[[However, this point was addressed by the BICEP2 folks in their presentation. Their view is that (1) the high data points are not very statistically significantly high, and (2) with new data that they haven’t released from their third-generation experiment, they don’t see the same effect. So this is presumably what gives them confidence that the excess is a temporary, statistical fluke that will go away when they have more data.]]
How It Compares with Planck Data
Just to clarify what the orange regions are, and emphasize a point: in the figure below is Planck’s data (nothing about BICEP there) [thanks to Oliver DeWolfe for digging this up.] If you compare the blue region of the figure below — Planck data interpreted in inflationary models in which n_s is a constant as the universe inflates — with BICEP2 data, which prefers r around 0.15-0.3, you would conclude that inflationary models with n_s = constant are disfavored. But models where n_s varies a little bit, which fill the orange region, are much more consistent with BICEP2. Conclusion: if you take Planck and BICEP2 at face value, n_s is probably not a constant — which might mean yet another discovery!

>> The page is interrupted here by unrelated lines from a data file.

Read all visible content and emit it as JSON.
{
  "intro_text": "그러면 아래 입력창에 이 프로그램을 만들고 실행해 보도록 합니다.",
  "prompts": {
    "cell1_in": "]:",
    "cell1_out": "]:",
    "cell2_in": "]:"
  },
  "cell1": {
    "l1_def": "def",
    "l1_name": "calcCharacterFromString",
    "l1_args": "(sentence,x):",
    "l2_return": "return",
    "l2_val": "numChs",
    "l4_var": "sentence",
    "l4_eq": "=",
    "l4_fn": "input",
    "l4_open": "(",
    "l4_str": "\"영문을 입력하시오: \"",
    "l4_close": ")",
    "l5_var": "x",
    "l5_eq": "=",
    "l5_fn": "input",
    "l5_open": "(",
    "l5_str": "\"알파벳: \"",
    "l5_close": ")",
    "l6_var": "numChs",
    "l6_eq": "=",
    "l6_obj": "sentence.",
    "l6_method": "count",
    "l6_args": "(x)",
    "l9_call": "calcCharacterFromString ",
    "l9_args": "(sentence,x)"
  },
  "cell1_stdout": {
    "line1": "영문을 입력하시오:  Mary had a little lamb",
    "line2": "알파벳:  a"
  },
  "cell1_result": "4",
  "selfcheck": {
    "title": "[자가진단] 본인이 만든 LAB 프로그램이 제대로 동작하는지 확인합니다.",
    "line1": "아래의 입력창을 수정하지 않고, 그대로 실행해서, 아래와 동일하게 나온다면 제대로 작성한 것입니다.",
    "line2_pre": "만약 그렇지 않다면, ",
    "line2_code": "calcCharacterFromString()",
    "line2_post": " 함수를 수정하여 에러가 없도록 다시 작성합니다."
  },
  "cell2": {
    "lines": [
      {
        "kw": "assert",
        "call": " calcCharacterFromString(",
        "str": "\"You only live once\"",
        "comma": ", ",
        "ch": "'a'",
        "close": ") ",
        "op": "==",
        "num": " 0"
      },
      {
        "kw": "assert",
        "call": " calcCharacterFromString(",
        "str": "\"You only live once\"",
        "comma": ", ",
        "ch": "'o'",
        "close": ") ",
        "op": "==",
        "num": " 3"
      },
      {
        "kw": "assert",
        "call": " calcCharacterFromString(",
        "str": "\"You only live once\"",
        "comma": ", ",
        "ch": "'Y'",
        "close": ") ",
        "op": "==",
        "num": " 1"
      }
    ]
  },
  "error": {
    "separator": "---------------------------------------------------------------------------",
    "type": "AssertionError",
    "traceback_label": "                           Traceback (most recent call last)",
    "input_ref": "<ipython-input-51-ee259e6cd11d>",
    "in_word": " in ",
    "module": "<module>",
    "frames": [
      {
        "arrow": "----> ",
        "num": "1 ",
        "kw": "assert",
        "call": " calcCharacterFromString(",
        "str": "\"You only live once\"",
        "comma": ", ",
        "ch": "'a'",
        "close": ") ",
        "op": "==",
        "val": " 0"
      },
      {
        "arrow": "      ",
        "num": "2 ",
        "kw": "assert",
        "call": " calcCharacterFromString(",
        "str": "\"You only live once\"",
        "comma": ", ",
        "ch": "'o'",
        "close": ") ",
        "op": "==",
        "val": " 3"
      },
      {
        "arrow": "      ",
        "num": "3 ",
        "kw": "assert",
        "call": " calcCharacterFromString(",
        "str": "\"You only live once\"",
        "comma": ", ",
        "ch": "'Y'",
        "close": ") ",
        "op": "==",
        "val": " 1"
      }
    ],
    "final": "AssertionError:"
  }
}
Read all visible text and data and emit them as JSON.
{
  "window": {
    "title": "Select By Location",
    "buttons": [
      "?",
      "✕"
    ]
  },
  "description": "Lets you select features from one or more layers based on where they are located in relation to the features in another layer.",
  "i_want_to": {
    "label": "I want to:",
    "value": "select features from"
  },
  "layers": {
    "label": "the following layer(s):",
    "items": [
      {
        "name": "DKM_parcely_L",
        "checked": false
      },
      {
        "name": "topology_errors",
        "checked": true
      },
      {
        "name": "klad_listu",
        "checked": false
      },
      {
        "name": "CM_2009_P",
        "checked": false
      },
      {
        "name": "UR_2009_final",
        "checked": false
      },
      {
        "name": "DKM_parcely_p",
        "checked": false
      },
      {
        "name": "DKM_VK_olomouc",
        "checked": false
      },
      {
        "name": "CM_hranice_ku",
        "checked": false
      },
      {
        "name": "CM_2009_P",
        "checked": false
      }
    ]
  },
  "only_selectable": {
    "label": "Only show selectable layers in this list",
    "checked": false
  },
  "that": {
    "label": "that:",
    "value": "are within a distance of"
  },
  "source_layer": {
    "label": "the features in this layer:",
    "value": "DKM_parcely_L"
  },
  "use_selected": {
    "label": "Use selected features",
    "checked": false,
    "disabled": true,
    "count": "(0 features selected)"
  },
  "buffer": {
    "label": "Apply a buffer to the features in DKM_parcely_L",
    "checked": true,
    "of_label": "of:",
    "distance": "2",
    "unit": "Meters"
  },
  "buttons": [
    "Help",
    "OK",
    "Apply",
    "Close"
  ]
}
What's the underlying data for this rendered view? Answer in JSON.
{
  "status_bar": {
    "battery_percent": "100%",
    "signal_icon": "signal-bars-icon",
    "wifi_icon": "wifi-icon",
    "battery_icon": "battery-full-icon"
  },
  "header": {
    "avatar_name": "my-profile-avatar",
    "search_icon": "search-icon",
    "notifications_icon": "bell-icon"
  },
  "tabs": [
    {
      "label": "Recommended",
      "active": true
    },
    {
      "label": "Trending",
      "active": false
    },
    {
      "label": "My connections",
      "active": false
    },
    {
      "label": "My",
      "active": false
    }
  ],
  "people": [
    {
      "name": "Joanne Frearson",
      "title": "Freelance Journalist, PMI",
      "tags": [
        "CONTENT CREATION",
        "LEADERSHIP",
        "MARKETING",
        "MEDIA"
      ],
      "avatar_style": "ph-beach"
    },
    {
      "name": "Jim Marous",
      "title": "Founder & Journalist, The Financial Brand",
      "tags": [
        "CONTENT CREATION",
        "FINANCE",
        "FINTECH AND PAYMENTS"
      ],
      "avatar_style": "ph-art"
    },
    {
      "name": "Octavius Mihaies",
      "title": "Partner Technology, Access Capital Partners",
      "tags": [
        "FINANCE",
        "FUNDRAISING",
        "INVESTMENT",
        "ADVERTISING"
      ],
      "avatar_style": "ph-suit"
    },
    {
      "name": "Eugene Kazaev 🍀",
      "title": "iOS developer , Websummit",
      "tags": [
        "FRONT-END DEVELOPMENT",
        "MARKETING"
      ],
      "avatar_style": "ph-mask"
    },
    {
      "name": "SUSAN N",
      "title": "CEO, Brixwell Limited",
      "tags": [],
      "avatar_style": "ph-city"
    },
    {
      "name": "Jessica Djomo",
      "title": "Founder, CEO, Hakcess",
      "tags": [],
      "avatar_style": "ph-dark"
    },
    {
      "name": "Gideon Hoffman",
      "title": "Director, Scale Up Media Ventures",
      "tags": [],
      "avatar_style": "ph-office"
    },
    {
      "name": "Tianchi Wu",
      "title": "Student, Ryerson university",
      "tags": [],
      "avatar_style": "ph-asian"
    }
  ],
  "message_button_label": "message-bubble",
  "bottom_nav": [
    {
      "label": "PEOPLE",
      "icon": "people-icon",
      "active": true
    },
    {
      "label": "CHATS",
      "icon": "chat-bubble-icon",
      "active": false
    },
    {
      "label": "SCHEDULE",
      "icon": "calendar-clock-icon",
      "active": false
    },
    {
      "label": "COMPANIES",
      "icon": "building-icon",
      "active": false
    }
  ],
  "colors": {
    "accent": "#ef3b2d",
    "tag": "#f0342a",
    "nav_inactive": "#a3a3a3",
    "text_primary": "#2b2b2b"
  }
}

But it’s a little early, still, to be sure about that. For one thing, the true value of r is likely to be lower than what BICEP2 says right now — because of a well-known statistical bias. Discoveries tend to be on the high side, just for statistical reasons: if an experiment has a statistical fluke on the low side, they will discover an effect later, when early discoveries tend to involve a statistical fluke on the high side. So the value of r might well be 0.1 – 0.15, despite what BICEP2 says now.
Be More Cautious than the Media
As always, I have to caution you that although I’m fairly impressed, and reasonably optimistic about this measurement, it is a measurement by only one experiment. Until this measurement/discovery is confirmed by another experiment, you should consider it provisional. Although this is too large a signal to be likely to be due to a pure statistical fluke, it could still be due to a mistake or problem, or due to something other than gravitational waves from inflation. The history of science is littered with examples; remember the 2011 measurement by OPERA that showed neutrinos moving faster than the speed of light was far too large to be a statistical fluke. Fortunately there will be other experiments coming and so we’ll have a chance for various experiments to either agree or disagree with each other in the very near future.
What It Means if it’s True
If this measurement is correct, and if indeed it reflects gravitational waves from inflation in the most conventional way, then it would tell us that inflation occurred with a dark energy per unit volume (i.e. dark energy density) that is comparable to the energy scales associated for decades with the energy and distance scale at which all the known non-gravitational forces would naively have about the same strength — the so-called “unification of coupling constants”, sometimes extended to “grand unification” in which the various forces actually turn out to be manifestations of just a single force. This would be very remarkable, though not necessarily evidence for unification. There are other ways to get the same scale, which is about 100 times lower in energy (100,000,000 times lower in energy per unit volume) than the scale of quantum gravity (the Planck scale, which, roughly, tells you the energy density required to make the smallest possible black hole.)